This tournament was a disappointment, and Team USA should be ashamed of what happened. But now the question becomes: what is next? Are the days of U.S. basketball domination over?

The FIBA vs. the Olympics

It is perfectly possible that the U.S. will bring back their top players for next year’s Olympics and we will go back to thinking that everything is fine. A major reason for Team USA’s struggles this year was that they had few players who could create their own shot. This gave them limited offensive options compared to foreign teams who can create shots through execution and teamwork, and Team USA had one of the worse offenses throughout this tournament.

With James Harden, Steph Curry, and Damian Lillard among others who might play next work, shot creation will become a strength rather than a weakness. And despite this year’s disappointment, Team USA should still be the overwhelming favorites going into next year’s Olympics.

But what about over the long term? If we look at the NBA’s best players under the age of 25, an increasingly large number of them are foreign. Giannis Antetokounmpo (Greece), Karl Anthony Towns (Dominican Republic), and Nikola Jokic (Serbia) are arguably the two best young players in the league, and there are others like Luka Doncic and Ben Simmons who did not even attend this tournament.

The FIBA tournament has never attracted American star talent like the Olympics has, but it has been a place for young talent to show that they have arrived. Kevin Durant in 2010 is the signature example, but everyone knew even before that tournament that he was all but certain to be one of the all-time greats. Jayson Tatum and Donovan Mitchell are great players, but whether they become Hall of Fame players is another story.

Team USA may win next year. But as players like Harden and LeBron age and leave the league over the next 5 to 10 years, new players will rise to be the NBA’s stars. And there is a real possibility that at that point, we will see a replay at the Olympics of what we saw happen at FIBA this year. As Kobe Bryant observed, the rest of the world has finally caught up to Team USA and American will win some and lose some.

What is to be Done?

As we look at the fact that international players will continue to surpass American players, there is something that becomes obvious. It is not just that international players are becoming better. It is that American players are not being developed as well. And the ways in which we develop (or rather, not develop) young players needs to be changed from the ground-up.

Above all else, the U.S. should be looking to learn from how Europe develops its players. Young Europeans do not just jump from one AAU team to the next on short notice. There is more focus on the fundamentals, on drills and passing and teamwork in contrast to athleticism and shooting a bunch of 3-pointers. The result is far from perfect, but look at how individual European countries, particularly a poorer smaller country like Spain, has stood up to the cream of what the United States can offer.

In theory, the NCAA has been the place where young talent is supposed to develop and learn the fundamentals.

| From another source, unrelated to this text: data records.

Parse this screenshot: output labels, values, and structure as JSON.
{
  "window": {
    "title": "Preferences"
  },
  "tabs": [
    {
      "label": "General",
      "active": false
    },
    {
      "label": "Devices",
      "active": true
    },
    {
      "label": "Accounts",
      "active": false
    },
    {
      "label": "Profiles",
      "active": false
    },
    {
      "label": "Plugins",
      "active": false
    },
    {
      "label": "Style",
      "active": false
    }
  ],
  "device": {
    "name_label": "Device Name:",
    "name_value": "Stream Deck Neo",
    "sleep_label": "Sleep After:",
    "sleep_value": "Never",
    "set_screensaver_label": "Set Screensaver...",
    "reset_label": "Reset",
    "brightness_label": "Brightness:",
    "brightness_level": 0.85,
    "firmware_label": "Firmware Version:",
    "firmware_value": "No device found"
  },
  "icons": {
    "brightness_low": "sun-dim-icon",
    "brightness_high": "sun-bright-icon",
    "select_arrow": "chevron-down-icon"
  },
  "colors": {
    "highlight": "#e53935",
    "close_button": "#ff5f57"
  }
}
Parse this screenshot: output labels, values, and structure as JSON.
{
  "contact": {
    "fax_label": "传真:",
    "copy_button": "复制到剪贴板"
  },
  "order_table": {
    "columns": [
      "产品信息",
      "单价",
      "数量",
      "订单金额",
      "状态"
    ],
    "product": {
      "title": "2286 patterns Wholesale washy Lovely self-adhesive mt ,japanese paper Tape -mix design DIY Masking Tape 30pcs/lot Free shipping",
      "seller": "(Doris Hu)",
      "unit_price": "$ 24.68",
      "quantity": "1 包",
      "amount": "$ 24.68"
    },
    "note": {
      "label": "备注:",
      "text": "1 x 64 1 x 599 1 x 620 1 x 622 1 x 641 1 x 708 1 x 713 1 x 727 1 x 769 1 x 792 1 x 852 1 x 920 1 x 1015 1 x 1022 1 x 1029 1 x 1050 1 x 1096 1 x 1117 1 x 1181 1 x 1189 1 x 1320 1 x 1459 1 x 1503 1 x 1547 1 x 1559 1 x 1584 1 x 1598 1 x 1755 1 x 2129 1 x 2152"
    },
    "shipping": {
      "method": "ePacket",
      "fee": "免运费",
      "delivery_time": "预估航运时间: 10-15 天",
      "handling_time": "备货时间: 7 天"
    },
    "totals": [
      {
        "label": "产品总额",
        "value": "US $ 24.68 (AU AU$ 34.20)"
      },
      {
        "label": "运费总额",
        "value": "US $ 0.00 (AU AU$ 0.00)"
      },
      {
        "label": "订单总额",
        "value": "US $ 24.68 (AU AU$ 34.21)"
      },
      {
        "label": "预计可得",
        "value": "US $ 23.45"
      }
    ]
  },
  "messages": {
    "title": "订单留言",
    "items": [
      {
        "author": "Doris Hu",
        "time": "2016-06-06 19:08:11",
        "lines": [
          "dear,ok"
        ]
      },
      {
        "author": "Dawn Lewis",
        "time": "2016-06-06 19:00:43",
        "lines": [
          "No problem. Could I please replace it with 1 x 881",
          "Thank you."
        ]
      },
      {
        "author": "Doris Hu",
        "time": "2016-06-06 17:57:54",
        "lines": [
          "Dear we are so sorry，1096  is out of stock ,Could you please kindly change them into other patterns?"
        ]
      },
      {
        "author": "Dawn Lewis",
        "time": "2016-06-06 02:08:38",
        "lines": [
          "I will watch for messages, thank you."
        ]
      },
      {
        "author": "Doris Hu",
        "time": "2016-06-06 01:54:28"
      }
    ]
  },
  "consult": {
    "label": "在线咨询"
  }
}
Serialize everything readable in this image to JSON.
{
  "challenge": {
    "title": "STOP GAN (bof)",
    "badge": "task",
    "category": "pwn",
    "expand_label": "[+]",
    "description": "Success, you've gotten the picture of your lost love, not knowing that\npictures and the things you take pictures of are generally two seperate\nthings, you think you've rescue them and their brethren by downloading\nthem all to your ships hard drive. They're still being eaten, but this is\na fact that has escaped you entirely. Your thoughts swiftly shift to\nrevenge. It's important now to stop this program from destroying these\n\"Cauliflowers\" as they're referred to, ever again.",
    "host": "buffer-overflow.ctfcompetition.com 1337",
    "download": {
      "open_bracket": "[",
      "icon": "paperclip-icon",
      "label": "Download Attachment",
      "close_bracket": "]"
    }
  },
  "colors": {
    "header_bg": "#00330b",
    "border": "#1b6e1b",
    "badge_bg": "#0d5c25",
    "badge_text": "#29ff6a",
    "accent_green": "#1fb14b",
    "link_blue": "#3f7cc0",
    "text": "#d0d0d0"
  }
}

But the “one and done” process and the massive monetization of the league has made such an ideal a joke, and young Americans should be learning such fundamentals before they turn 18 anyways. A true youth developmental league where players would stay with one league and competition would be determined by more than who had the best athletes would help the U.S. stay ahead of the rest of the world over the long run.

The unfortunate reality is that given how much money is in place to keep AAU basketball and the NCAA propped up, it is unlikely that real reform will happen anytime soon. The U.S. rebounded from its shocking 2004 defeat with over a decade of domination. But while the U.S. should rebound from this defeat with Olympic gold next year, we are entering an era where the U.S. is just one among equals rather than the unparalleled basketball powerhouse.